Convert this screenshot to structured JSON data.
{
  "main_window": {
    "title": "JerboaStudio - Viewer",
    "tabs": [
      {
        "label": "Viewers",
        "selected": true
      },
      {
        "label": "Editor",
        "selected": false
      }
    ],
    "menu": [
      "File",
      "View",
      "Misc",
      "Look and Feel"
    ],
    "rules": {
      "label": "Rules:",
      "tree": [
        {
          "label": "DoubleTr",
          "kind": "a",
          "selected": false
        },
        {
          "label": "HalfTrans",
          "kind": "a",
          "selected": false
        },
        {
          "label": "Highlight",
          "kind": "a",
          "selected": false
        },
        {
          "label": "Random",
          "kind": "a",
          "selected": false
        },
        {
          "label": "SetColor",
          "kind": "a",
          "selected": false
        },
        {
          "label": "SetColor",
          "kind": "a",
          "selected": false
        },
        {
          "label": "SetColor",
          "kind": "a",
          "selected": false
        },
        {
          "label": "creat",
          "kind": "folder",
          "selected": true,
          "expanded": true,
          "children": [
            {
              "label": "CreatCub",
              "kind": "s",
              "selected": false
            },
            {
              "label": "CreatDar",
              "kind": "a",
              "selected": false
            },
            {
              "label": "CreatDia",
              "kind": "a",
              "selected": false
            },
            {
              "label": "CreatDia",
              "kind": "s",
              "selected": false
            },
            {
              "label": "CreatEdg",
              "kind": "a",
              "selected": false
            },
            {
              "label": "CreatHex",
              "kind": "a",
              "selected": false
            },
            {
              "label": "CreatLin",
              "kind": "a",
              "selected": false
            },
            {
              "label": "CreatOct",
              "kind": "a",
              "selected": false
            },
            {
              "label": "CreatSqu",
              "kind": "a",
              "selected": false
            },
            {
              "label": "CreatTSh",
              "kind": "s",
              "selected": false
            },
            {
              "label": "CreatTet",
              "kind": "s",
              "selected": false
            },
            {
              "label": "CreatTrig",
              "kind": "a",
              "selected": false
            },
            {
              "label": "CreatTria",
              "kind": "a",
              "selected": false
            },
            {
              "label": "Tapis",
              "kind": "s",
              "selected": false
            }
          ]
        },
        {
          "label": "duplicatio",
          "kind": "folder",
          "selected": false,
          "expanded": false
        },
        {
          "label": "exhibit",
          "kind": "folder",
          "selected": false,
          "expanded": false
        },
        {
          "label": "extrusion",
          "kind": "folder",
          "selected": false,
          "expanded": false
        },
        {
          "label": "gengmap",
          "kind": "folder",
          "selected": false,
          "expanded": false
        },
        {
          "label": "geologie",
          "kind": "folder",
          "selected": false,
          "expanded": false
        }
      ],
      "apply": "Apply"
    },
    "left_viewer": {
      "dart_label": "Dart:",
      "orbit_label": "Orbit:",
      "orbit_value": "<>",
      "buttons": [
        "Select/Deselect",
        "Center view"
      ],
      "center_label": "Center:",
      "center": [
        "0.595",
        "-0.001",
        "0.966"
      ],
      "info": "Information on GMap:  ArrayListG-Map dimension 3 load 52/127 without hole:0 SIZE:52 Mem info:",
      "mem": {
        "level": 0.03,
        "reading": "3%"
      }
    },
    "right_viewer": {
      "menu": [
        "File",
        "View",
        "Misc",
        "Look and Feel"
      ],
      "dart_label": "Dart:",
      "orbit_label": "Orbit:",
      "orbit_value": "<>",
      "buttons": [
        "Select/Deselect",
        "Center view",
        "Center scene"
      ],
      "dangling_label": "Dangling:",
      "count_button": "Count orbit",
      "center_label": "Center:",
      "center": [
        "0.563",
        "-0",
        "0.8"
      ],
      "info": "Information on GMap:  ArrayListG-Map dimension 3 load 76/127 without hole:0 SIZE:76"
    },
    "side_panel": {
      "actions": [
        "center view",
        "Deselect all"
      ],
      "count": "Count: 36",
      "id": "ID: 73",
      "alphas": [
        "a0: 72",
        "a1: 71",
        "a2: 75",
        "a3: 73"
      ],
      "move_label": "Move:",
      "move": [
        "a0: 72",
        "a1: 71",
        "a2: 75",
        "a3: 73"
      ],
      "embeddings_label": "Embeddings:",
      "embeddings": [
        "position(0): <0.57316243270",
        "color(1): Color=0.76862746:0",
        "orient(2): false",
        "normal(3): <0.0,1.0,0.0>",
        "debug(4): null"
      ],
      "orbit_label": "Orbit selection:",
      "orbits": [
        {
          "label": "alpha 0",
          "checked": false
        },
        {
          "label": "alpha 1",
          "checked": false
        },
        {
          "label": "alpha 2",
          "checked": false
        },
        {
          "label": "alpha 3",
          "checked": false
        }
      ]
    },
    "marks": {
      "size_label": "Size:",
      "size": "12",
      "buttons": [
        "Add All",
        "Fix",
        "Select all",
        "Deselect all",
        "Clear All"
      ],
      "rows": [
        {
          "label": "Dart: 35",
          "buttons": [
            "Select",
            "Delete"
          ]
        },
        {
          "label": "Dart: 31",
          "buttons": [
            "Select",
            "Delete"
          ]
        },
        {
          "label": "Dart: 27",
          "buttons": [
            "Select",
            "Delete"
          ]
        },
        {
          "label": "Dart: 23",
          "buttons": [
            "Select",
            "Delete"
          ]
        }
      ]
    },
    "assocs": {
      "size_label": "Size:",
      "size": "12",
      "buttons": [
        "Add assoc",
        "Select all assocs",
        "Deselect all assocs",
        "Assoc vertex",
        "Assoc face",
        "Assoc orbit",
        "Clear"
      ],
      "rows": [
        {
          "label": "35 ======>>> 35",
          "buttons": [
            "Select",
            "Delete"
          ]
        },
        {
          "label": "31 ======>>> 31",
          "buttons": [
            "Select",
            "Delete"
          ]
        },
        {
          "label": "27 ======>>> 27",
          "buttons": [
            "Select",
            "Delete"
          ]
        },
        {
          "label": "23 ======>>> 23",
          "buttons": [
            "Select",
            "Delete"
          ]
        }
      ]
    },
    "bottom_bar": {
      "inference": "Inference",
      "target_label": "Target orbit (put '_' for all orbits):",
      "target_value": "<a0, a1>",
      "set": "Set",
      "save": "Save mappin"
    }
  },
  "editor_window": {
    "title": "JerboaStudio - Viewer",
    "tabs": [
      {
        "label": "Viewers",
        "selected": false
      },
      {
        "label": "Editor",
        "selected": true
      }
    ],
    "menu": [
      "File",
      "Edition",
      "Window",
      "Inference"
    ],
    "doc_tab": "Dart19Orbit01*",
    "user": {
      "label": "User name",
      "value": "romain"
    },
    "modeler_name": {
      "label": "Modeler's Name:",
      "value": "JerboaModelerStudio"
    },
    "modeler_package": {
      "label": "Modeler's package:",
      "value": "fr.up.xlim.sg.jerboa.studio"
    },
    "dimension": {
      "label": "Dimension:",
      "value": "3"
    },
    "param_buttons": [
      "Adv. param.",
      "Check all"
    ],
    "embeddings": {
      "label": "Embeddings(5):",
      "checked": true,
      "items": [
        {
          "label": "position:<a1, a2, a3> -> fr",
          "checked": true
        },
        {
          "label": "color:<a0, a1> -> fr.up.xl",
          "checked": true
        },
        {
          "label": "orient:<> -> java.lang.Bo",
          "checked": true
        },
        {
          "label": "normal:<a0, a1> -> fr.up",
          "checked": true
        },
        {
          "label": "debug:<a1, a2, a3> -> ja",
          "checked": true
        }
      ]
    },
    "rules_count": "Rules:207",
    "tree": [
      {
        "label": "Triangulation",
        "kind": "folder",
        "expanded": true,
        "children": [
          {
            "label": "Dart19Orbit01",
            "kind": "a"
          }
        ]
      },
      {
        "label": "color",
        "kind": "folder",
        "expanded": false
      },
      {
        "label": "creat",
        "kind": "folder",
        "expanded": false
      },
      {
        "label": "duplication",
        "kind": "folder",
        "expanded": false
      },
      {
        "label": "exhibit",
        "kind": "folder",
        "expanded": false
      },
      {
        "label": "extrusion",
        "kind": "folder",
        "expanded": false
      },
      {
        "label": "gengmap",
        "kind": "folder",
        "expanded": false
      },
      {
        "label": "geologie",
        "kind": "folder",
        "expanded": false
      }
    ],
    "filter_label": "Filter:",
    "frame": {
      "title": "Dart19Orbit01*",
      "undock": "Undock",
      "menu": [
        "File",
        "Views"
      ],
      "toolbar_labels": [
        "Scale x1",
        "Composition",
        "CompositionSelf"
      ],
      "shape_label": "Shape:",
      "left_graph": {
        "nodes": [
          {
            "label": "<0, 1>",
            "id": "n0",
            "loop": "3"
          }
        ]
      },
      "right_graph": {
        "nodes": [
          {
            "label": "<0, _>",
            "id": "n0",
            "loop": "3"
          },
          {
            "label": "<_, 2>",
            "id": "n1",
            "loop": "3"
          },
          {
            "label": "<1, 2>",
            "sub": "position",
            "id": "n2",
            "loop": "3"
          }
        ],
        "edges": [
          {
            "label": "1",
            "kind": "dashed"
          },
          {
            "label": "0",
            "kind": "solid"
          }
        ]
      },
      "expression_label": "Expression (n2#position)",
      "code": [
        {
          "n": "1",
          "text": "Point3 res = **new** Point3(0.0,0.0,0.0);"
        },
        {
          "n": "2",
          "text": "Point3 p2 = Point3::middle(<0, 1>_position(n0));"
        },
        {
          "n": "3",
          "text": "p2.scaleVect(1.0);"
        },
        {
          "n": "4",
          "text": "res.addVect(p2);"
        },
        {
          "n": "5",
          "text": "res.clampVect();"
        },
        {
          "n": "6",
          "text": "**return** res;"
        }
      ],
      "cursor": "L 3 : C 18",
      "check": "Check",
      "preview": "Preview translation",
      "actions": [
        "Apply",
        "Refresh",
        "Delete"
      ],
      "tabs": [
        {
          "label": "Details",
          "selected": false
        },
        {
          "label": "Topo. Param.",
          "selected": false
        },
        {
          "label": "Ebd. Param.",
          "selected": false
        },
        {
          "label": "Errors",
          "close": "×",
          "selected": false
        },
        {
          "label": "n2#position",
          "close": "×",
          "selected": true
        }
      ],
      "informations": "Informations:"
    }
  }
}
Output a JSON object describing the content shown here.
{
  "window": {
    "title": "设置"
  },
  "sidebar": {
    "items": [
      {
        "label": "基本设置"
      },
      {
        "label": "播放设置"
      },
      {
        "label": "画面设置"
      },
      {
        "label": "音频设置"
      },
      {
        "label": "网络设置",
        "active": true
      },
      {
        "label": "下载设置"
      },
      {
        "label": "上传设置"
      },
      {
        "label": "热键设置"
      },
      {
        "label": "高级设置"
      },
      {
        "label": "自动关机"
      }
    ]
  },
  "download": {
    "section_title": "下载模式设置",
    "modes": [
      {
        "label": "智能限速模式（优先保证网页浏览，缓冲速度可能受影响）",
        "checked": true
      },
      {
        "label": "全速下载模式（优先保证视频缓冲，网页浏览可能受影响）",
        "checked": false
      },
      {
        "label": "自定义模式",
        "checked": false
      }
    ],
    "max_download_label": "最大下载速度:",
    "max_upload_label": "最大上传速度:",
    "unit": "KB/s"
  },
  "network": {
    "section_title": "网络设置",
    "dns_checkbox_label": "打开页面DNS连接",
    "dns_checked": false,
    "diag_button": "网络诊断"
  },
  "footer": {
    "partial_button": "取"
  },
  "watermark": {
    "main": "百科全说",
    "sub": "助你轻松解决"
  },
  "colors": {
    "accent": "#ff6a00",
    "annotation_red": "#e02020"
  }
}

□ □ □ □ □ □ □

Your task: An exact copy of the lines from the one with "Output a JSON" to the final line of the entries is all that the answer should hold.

Solution:
Output a JSON object describing the content shown here.
{
  "window": {
    "title": "设置"
  },
  "sidebar": {
    "items": [
      {
        "label": "基本设置"
      },
      {
        "label": "播放设置"
      },
      {
        "label": "画面设置"
      },
      {
        "label": "音频设置"
      },
      {
        "label": "网络设置",
        "active": true
      },
      {
        "label": "下载设置"
      },
      {
        "label": "上传设置"
      },
      {
        "label": "热键设置"
      },
      {
        "label": "高级设置"
      },
      {
        "label": "自动关机"
      }
    ]
  },
  "download": {
    "section_title": "下载模式设置",
    "modes": [
      {
        "label": "智能限速模式（优先保证网页浏览，缓冲速度可能受影响）",
        "checked": true
      },
      {
        "label": "全速下载模式（优先保证视频缓冲，网页浏览可能受影响）",
        "checked": false
      },
      {
        "label": "自定义模式",
        "checked": false
      }
    ],
    "max_download_label": "最大下载速度:",
    "max_upload_label": "最大上传速度:",
    "unit": "KB/s"
  },
  "network": {
    "section_title": "网络设置",
    "dns_checkbox_label": "打开页面DNS连接",
    "dns_checked": false,
    "diag_button": "网络诊断"
  },
  "footer": {
    "partial_button": "取"
  },
  "watermark": {
    "main": "百科全说",
    "sub": "助你轻松解决"
  },
  "colors": {
    "accent": "#ff6a00",
    "annotation_red": "#e02020"
  }
}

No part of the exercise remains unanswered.